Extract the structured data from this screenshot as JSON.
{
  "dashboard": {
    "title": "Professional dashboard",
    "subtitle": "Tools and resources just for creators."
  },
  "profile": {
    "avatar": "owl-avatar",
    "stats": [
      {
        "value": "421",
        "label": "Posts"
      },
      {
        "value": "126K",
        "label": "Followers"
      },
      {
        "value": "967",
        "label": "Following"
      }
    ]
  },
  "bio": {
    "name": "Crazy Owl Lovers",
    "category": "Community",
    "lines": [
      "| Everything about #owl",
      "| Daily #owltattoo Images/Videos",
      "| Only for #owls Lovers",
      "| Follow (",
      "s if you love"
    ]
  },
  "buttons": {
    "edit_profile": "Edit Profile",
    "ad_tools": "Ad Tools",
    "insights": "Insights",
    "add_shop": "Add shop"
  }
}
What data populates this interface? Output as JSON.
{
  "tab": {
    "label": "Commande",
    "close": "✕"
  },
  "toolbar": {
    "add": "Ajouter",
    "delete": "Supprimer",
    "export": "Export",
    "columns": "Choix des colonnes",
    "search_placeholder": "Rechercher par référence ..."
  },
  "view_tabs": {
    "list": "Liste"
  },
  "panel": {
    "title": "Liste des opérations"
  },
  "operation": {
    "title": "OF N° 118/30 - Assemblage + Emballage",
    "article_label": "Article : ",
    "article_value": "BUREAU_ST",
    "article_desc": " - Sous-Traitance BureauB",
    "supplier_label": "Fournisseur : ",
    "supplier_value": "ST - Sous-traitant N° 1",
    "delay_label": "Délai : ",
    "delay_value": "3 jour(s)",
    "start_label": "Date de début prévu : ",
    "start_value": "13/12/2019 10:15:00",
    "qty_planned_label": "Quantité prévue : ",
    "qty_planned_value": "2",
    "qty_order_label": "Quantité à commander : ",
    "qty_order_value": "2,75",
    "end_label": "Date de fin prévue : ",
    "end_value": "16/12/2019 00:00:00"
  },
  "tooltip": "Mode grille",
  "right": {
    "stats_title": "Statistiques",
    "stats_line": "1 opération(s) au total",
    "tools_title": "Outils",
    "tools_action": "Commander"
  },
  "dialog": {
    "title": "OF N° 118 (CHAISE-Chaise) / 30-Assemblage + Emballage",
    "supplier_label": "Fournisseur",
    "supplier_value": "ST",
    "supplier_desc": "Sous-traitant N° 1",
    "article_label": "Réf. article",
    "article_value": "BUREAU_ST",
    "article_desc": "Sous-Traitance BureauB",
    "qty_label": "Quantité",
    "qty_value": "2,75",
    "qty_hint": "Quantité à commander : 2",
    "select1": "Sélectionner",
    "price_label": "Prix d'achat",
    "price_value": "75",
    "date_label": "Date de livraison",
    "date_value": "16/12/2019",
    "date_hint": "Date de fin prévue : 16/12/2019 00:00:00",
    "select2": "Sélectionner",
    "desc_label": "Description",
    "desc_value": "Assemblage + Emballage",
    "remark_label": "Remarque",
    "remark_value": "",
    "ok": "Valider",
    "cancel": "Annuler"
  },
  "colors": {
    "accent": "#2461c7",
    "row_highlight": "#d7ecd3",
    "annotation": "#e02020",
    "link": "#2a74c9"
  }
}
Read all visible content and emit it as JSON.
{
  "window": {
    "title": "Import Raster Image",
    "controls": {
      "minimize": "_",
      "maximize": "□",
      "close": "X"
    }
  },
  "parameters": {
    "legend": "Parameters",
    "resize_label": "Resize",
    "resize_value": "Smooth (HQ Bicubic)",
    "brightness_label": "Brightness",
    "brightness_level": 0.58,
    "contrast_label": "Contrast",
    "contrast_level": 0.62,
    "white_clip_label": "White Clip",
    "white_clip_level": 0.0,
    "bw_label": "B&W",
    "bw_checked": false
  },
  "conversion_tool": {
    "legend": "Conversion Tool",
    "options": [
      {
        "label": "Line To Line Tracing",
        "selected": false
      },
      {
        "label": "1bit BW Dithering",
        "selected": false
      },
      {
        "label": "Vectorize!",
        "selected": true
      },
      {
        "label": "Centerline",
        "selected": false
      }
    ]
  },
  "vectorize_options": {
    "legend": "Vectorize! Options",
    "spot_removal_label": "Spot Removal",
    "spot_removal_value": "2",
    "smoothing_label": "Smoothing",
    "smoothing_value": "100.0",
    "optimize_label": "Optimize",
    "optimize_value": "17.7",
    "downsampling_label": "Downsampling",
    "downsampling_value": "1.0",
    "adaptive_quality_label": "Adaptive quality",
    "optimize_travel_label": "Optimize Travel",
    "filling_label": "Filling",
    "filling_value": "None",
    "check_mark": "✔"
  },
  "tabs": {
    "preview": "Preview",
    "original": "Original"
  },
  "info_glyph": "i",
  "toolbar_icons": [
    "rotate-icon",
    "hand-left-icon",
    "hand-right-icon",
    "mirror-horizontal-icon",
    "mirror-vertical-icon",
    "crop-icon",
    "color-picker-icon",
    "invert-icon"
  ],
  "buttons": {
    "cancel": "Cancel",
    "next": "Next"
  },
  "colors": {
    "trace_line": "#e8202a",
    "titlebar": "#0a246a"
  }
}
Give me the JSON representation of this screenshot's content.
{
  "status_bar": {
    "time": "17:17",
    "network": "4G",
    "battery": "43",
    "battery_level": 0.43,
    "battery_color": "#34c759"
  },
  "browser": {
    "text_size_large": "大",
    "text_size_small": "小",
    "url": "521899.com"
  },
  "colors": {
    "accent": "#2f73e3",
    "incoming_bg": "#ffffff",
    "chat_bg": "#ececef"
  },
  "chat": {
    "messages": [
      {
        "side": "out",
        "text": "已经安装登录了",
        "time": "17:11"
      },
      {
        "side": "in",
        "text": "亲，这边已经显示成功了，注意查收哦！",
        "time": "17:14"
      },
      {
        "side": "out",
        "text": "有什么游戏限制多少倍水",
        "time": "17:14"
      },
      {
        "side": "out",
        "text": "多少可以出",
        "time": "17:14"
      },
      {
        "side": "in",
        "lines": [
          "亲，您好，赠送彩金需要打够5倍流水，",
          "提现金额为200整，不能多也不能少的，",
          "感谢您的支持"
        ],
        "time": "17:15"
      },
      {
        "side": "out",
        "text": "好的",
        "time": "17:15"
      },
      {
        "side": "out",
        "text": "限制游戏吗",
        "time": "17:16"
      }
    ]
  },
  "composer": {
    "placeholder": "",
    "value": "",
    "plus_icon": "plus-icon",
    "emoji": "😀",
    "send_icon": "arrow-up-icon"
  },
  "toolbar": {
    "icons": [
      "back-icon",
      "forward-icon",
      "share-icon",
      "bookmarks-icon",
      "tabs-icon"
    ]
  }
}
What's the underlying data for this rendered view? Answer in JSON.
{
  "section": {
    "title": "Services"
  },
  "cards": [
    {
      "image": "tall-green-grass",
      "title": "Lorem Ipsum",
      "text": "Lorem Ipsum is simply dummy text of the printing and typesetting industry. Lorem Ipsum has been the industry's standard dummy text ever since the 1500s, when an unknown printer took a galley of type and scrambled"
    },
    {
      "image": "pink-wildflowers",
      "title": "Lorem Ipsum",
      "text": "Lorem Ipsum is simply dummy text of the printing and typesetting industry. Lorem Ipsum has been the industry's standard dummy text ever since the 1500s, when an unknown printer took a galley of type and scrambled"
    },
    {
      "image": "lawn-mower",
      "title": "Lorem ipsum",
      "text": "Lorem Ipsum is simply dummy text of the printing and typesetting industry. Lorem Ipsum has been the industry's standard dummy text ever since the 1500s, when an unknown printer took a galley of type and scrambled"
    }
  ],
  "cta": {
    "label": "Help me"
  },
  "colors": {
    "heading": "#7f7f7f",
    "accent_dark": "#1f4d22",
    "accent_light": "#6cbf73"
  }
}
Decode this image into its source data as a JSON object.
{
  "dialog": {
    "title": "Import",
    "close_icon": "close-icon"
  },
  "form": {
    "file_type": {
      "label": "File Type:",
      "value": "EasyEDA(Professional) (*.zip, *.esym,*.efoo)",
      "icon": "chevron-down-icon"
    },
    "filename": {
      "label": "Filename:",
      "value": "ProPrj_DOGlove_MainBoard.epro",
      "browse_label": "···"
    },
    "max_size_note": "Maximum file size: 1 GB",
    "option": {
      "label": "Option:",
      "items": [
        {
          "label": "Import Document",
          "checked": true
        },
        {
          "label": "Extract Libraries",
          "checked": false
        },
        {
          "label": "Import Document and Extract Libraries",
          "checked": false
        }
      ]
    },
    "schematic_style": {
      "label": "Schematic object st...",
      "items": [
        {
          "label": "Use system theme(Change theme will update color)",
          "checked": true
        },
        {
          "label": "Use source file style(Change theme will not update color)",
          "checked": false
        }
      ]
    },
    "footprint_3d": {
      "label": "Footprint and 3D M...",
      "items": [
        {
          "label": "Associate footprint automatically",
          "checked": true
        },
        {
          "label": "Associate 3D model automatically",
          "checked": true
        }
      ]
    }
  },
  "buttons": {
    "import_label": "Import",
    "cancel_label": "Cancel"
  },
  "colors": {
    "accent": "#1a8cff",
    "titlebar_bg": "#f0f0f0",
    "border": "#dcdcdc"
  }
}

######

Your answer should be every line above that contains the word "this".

Extract the structured data from this screenshot as JSON.
What data populates this interface? Output as JSON.
Give me the JSON representation of this screenshot's content.
What's the underlying data for this rendered view? Answer in JSON.
Decode this image into its source data as a JSON object.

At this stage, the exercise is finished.